In early 2023, phase one (the pilot section) of the project opened to the public. The 4.6km area includes two sections designed by Hassell together with UPDIS, called U-dream Valley and Dragon Waterfront.

The overall landscape framework for the Longgang River is the starting point and backbone for a growing waterfront,” says Chong Wang, Hassell Principal.

We are excited to see people gathering and enjoying the new public spaces along the river, activated by a program of activities and functions in this urban context.”

— Chong Wang, Principal

The design uses low-intervention ecological embankments instead of engineered flood barriers, integrating drainage channels and urban parks into a green infrastructure corridor. This approach minimises the impact on wildlife habitats, creating a safe waterfront recreational space for residents while improving flood control and drainage.
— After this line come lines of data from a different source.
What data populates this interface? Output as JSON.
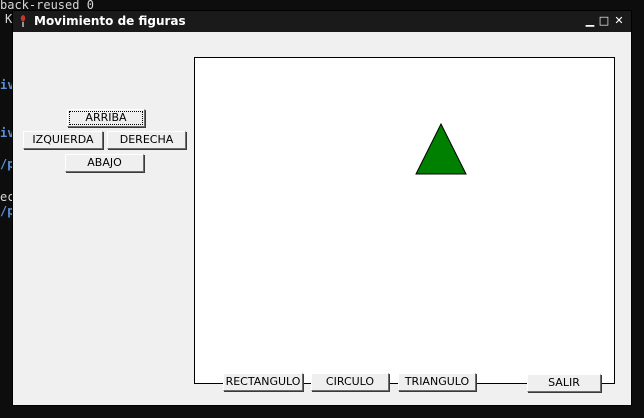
{
  "terminal": {
    "line1": "back-reused 0",
    "line2": "K",
    "frag_a": "iv",
    "frag_b": "iv",
    "frag_c": "/p",
    "frag_d": "ec",
    "frag_e": "/p"
  },
  "window": {
    "title": "Movimiento de figuras",
    "minimize": "▁",
    "maximize": "□",
    "close": "✕"
  },
  "controls": {
    "up": "ARRIBA",
    "left": "IZQUIERDA",
    "right": "DERECHA",
    "down": "ABAJO"
  },
  "shapes_bar": {
    "rectangle": "RECTANGULO",
    "circle": "CIRCULO",
    "triangle": "TRIANGULO",
    "exit": "SALIR"
  },
  "canvas": {
    "shape": "triangle",
    "shape_color": "#008000"
  }
}
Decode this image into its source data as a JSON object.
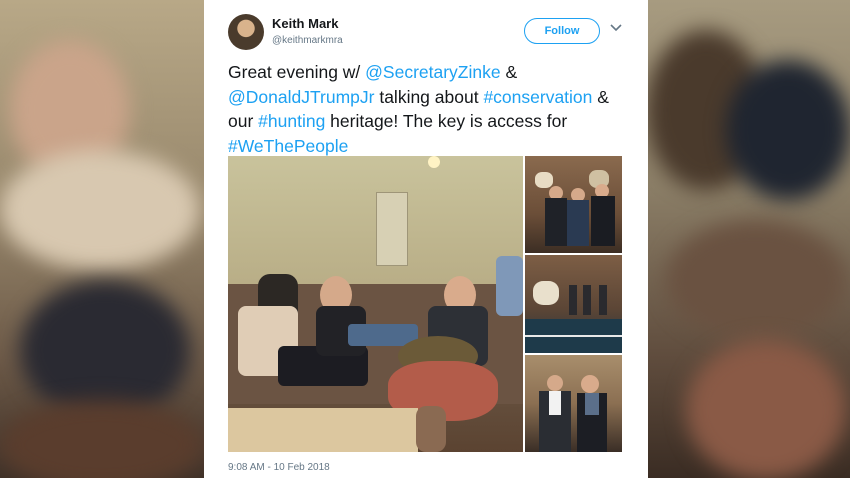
{
  "tweet": {
    "display_name": "Keith Mark",
    "handle": "@keithmarkmra",
    "follow_label": "Follow",
    "text_segments": [
      {
        "text": "Great evening w/ ",
        "link": false
      },
      {
        "text": "@SecretaryZinke",
        "link": true
      },
      {
        "text": " & ",
        "link": false
      },
      {
        "text": "@DonaldJTrumpJr",
        "link": true
      },
      {
        "text": " talking about ",
        "link": false
      },
      {
        "text": "#conservation",
        "link": true
      },
      {
        "text": " & our ",
        "link": false
      },
      {
        "text": "#hunting",
        "link": true
      },
      {
        "text": " heritage! The key is access for ",
        "link": false
      },
      {
        "text": "#WeThePeople",
        "link": true
      }
    ],
    "timestamp": "9:08 AM - 10 Feb 2018"
  },
  "icons": {
    "caret": "chevron-down-icon"
  },
  "colors": {
    "link": "#1da1f2",
    "text": "#14171a",
    "muted": "#657786",
    "card": "#ffffff"
  }
}
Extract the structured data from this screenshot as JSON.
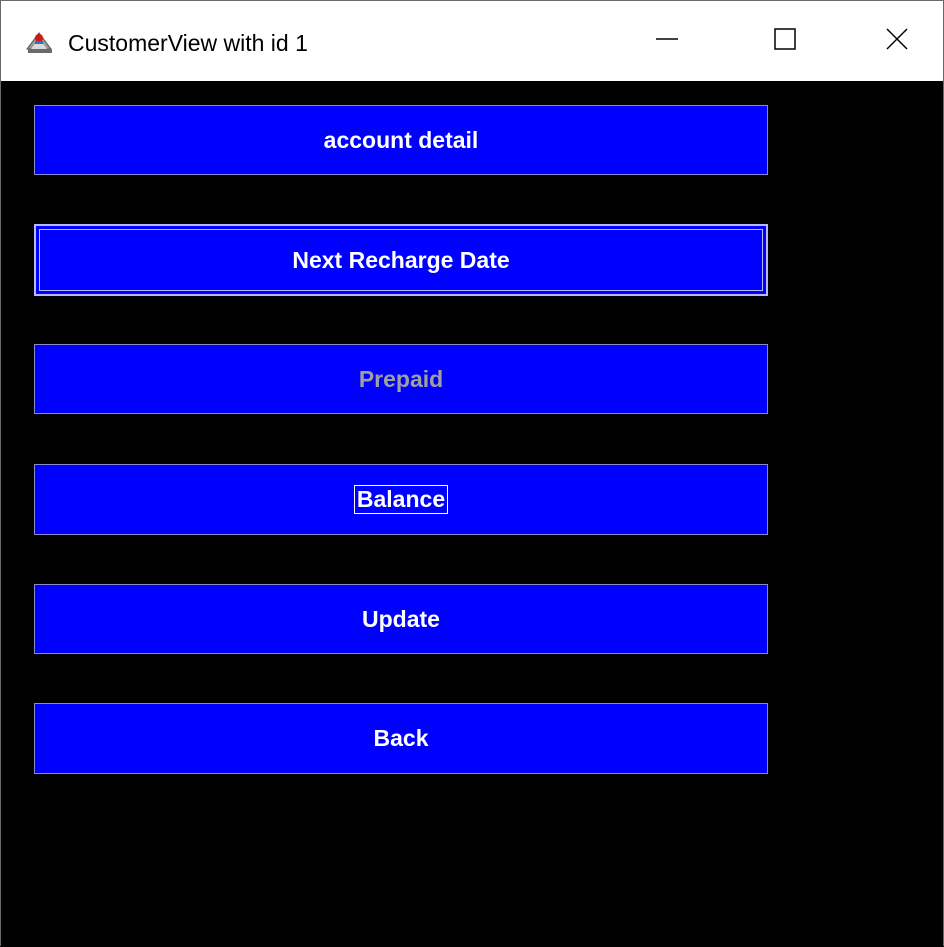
{
  "window": {
    "title": "CustomerView with id 1",
    "app_icon": "java-cup-icon",
    "controls": {
      "minimize_icon": "minimize-icon",
      "maximize_icon": "maximize-icon",
      "close_icon": "close-icon"
    }
  },
  "buttons": {
    "account_detail": "account detail",
    "next_recharge_date": "Next Recharge Date",
    "prepaid": "Prepaid",
    "balance": "Balance",
    "update": "Update",
    "back": "Back"
  },
  "colors": {
    "background": "#000000",
    "button_fill": "#0000ff",
    "button_text": "#ffffff",
    "disabled_text": "#a0a0a0",
    "titlebar": "#ffffff"
  }
}
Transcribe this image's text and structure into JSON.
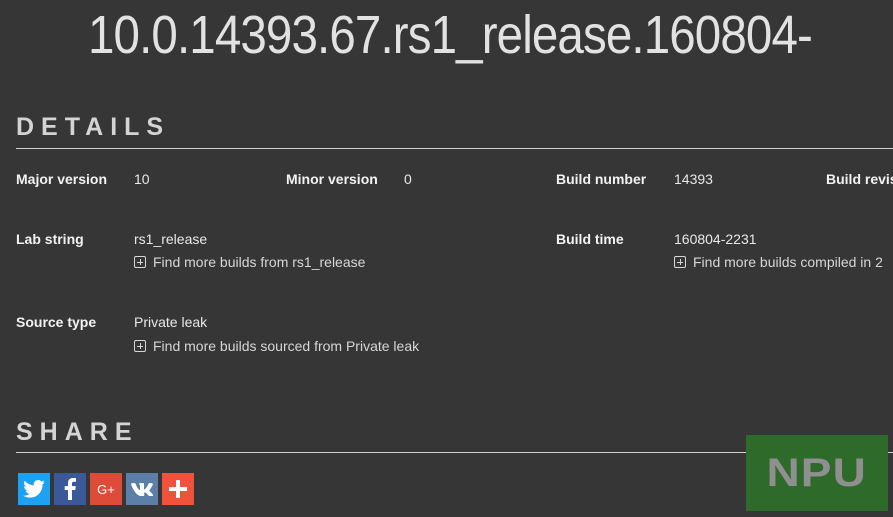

The project also aims to preserve the existing local culture on the site, retaining the traditional Nine Dragons Wall along the Long Garden waterfront and expanding it into a leisure square for citizens. Hassell is also the architect for some of the new pavilions along the waterfront, which encourage community gatherings and take inspiration from traditional Hakka bamboo woven hats. 

Since its completion, phase one has recorded an average of 4,000 visitors per day, and work on this project continues with more sections of the waterfront expected to be completed later this year. 

Photography: Chill Shine